Any solution, no matter how well it has been conceived will not be successful unless it is embraced by its intended end-users. Here are some quick tips to help promote acceptance (though I don't guarantee it.)
- Understand how end-users work: Find out why they do the things they do. If you show an interest in them, they will be more comfortable with what you're trying to accomplish.
- Provide opportunities for feedback: This is particularly important when there are user interfaces involved. At regular intervals, let people see the development and direction and be willing to listen to suggestions and feedback.
- Manage change: If something has to change let your customer understand the rationale. "Because it has too..." is not a useful response. If the change is meant to make things better explain how.
- Make it seem familiar: People by nature are resistant to change. Perhaps there is opportunity to gradually phase in changes (smaller changes are easier to digest) or provide an interface that is similar to an existing one.
- Enlist champions: End-users that can teach other end-users are a great way to provide support. It also gives the champions a sense of ownership for the adoption. Early adopters are good individuals to use as champions.

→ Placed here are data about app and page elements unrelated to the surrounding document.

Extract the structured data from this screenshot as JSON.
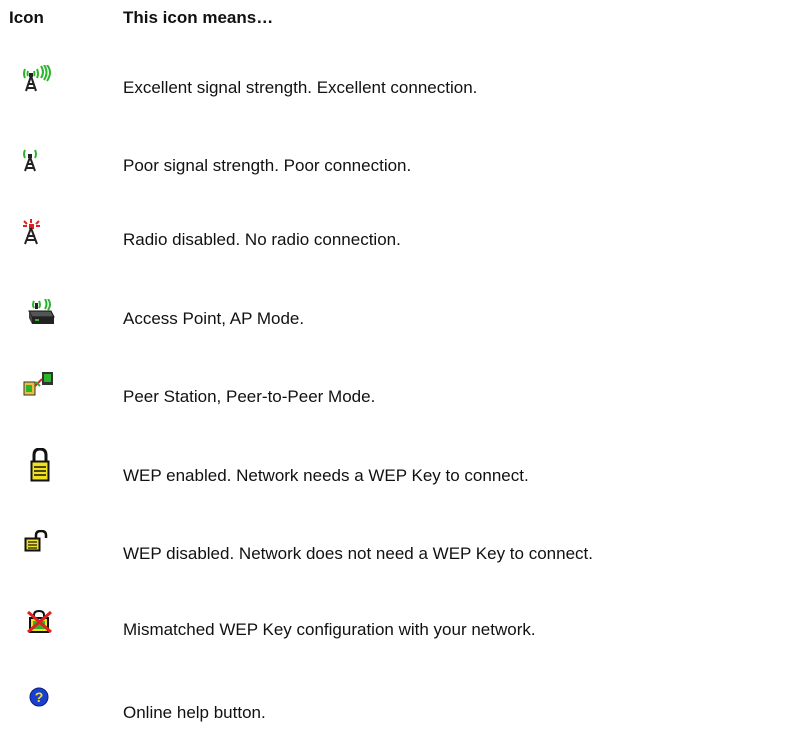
{
  "header": {
    "icon_col": "Icon",
    "desc_col": "This icon means…"
  },
  "rows": [
    {
      "icon": "signal-excellent-icon",
      "text": "Excellent signal strength. Excellent connection."
    },
    {
      "icon": "signal-poor-icon",
      "text": "Poor signal strength. Poor connection."
    },
    {
      "icon": "radio-disabled-icon",
      "text": "Radio disabled. No radio connection."
    },
    {
      "icon": "access-point-icon",
      "text": "Access Point, AP Mode."
    },
    {
      "icon": "peer-station-icon",
      "text": "Peer Station, Peer-to-Peer Mode."
    },
    {
      "icon": "lock-closed-icon",
      "text": "WEP enabled. Network needs a WEP Key to connect."
    },
    {
      "icon": "lock-open-icon",
      "text": "WEP disabled. Network does not need a WEP Key to connect."
    },
    {
      "icon": "wep-mismatch-icon",
      "text": "Mismatched WEP Key configuration with your network."
    },
    {
      "icon": "help-icon",
      "text": "Online help button."
    }
  ],
  "colors": {
    "green": "#2bb52b",
    "red": "#e02020",
    "yellow": "#f0e020",
    "blue": "#1a3fd0"
  }
}
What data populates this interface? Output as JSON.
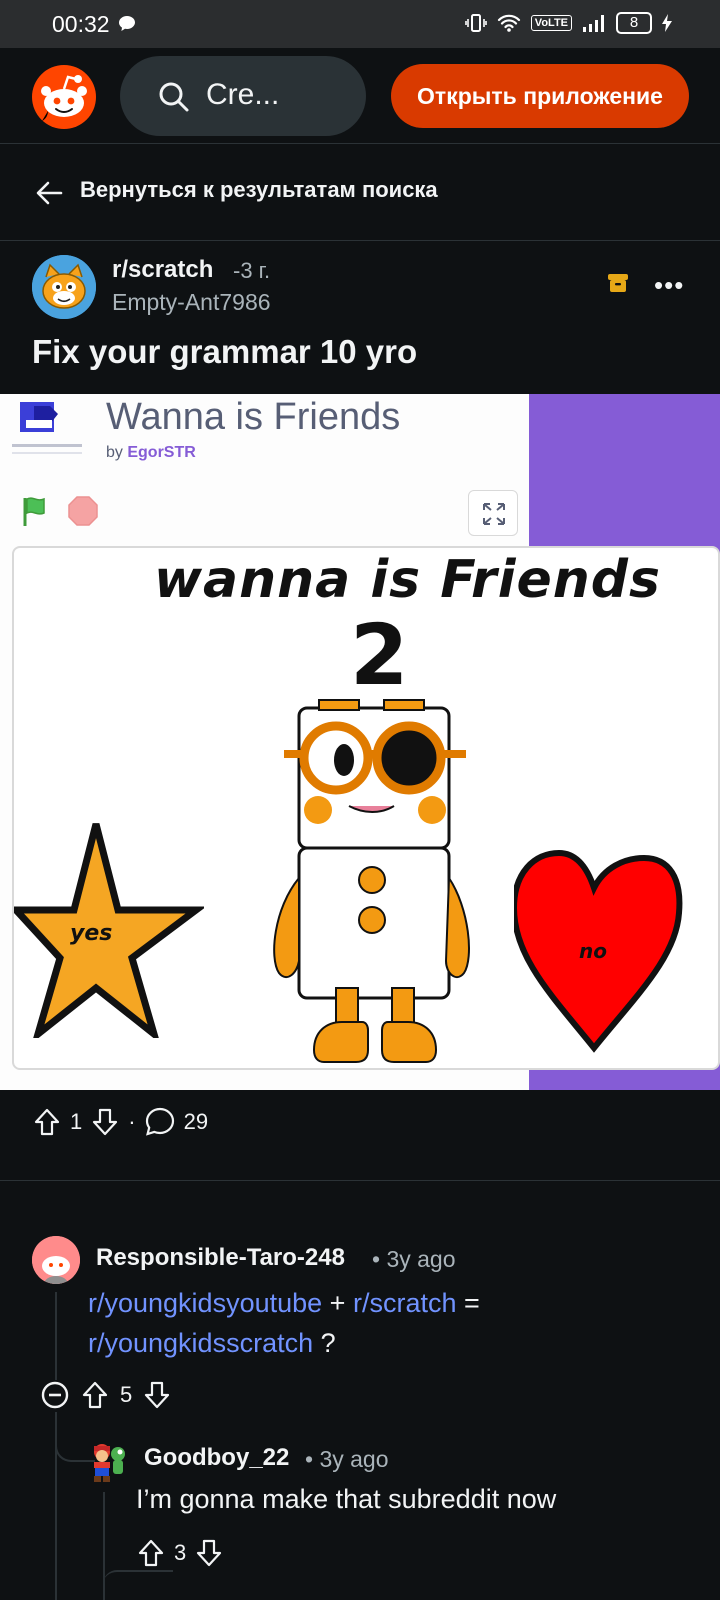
{
  "status_bar": {
    "time": "00:32",
    "network_badge": "VoLTE",
    "battery": "8"
  },
  "header": {
    "search_text": "Cre...",
    "open_app_label": "Открыть приложение"
  },
  "back_link": "Вернуться к результатам поиска",
  "post": {
    "subreddit": "r/scratch",
    "age": "-3 г.",
    "author": "Empty-Ant7986",
    "title": "Fix your grammar 10 yro",
    "upvotes": "1",
    "comments": "29",
    "dot": "·"
  },
  "media": {
    "project_title": "Wanna is Friends",
    "project_by": "by",
    "project_author": "EgorSTR",
    "stage_title": "wanna is Friends",
    "stage_number": "2",
    "star_label": "yes",
    "heart_label": "no"
  },
  "comments": [
    {
      "author": "Responsible-Taro-248",
      "time": "• 3y ago",
      "link1": "r/youngkidsyoutube",
      "plus": "+",
      "link2": "r/scratch",
      "equals": "=",
      "link3": "r/youngkidsscratch",
      "question": "?",
      "votes": "5"
    },
    {
      "author": "Goodboy_22",
      "time": "• 3y ago",
      "body": "I’m gonna make that subreddit now",
      "votes": "3"
    }
  ],
  "colors": {
    "background": "#0e1113",
    "accent": "#d93a00",
    "link": "#7193ff",
    "scratch_purple": "#855cd6"
  }
}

- Teach don't point: When someone asks for help one of the worst things you can do is point them to a manual. Spend time to teach them how it works. Show them they're important.

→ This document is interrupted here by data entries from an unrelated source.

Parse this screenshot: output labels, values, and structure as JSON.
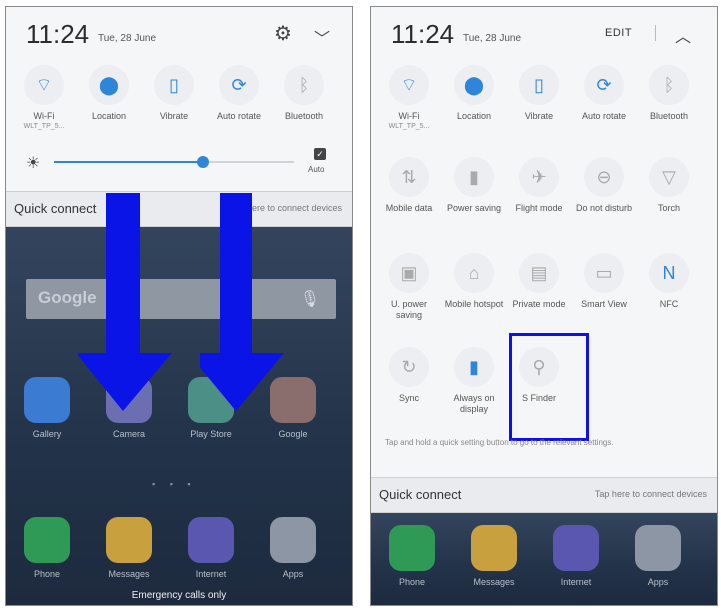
{
  "left": {
    "time": "11:24",
    "date": "Tue, 28 June",
    "toggles": [
      {
        "label": "Wi-Fi",
        "sub": "WLT_TP_5...",
        "icon": "wifi-icon",
        "glyph": "⌔",
        "state": "on"
      },
      {
        "label": "Location",
        "sub": "",
        "icon": "location-icon",
        "glyph": "⬤",
        "state": "on"
      },
      {
        "label": "Vibrate",
        "sub": "",
        "icon": "vibrate-icon",
        "glyph": "▯",
        "state": "on"
      },
      {
        "label": "Auto rotate",
        "sub": "",
        "icon": "rotate-icon",
        "glyph": "⟳",
        "state": "on"
      },
      {
        "label": "Bluetooth",
        "sub": "",
        "icon": "bluetooth-icon",
        "glyph": "ᛒ",
        "state": "off"
      }
    ],
    "brightness": {
      "level": 0.62,
      "auto_label": "Auto"
    },
    "quick_connect": {
      "title": "Quick connect",
      "hint": "Tap here to connect devices"
    },
    "search_text": "Google",
    "apps_row": [
      {
        "label": "Gallery",
        "color": "#3b7bd2"
      },
      {
        "label": "Camera",
        "color": "#6b6fb2"
      },
      {
        "label": "Play Store",
        "color": "#4c8f86"
      },
      {
        "label": "Google",
        "color": "#8a6e6e"
      }
    ],
    "dock": [
      {
        "label": "Phone",
        "color": "#2e9a56"
      },
      {
        "label": "Messages",
        "color": "#c8a03e"
      },
      {
        "label": "Internet",
        "color": "#5a57b0"
      },
      {
        "label": "Apps",
        "color": "#8d96a5"
      }
    ],
    "emergency": "Emergency calls only",
    "arrow_color": "#0a14e6"
  },
  "right": {
    "time": "11:24",
    "date": "Tue, 28 June",
    "edit_label": "EDIT",
    "row1": [
      {
        "label": "Wi-Fi",
        "sub": "WLT_TP_5...",
        "icon": "wifi-icon",
        "glyph": "⌔",
        "state": "on"
      },
      {
        "label": "Location",
        "sub": "",
        "icon": "location-icon",
        "glyph": "⬤",
        "state": "on"
      },
      {
        "label": "Vibrate",
        "sub": "",
        "icon": "vibrate-icon",
        "glyph": "▯",
        "state": "on"
      },
      {
        "label": "Auto rotate",
        "sub": "",
        "icon": "rotate-icon",
        "glyph": "⟳",
        "state": "on"
      },
      {
        "label": "Bluetooth",
        "sub": "",
        "icon": "bluetooth-icon",
        "glyph": "ᛒ",
        "state": "off"
      }
    ],
    "row2": [
      {
        "label": "Mobile data",
        "icon": "mobile-data-icon",
        "glyph": "⇅",
        "state": "off"
      },
      {
        "label": "Power saving",
        "icon": "battery-icon",
        "glyph": "▮",
        "state": "off"
      },
      {
        "label": "Flight mode",
        "icon": "airplane-icon",
        "glyph": "✈",
        "state": "off"
      },
      {
        "label": "Do not disturb",
        "icon": "do-not-disturb-icon",
        "glyph": "⊖",
        "state": "off"
      },
      {
        "label": "Torch",
        "icon": "torch-icon",
        "glyph": "▽",
        "state": "off"
      }
    ],
    "row3": [
      {
        "label": "U. power saving",
        "icon": "ultra-power-icon",
        "glyph": "▣",
        "state": "off"
      },
      {
        "label": "Mobile hotspot",
        "icon": "hotspot-icon",
        "glyph": "⌂",
        "state": "off"
      },
      {
        "label": "Private mode",
        "icon": "private-mode-icon",
        "glyph": "▤",
        "state": "off"
      },
      {
        "label": "Smart View",
        "icon": "smart-view-icon",
        "glyph": "▭",
        "state": "off"
      },
      {
        "label": "NFC",
        "icon": "nfc-icon",
        "glyph": "N",
        "state": "on"
      }
    ],
    "row4": [
      {
        "label": "Sync",
        "icon": "sync-icon",
        "glyph": "↻",
        "state": "off"
      },
      {
        "label": "Always on display",
        "icon": "always-on-display-icon",
        "glyph": "▮",
        "state": "on"
      },
      {
        "label": "S Finder",
        "icon": "search-icon",
        "glyph": "⚲",
        "state": "off"
      }
    ],
    "note": "Tap and hold a quick setting button to go to the relevant settings.",
    "quick_connect": {
      "title": "Quick connect",
      "hint": "Tap here to connect devices"
    },
    "dock": [
      {
        "label": "Phone",
        "color": "#2e9a56"
      },
      {
        "label": "Messages",
        "color": "#c8a03e"
      },
      {
        "label": "Internet",
        "color": "#5a57b0"
      },
      {
        "label": "Apps",
        "color": "#8d96a5"
      }
    ],
    "highlight_color": "#1010ee"
  }
}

- Measure & report: If the new solution is meant to improve productivity, show them the gains that have been made over time as the end-users become more familiar and move up the adoption curve. This type of information shouldn't just be provided to the project sponsors and management.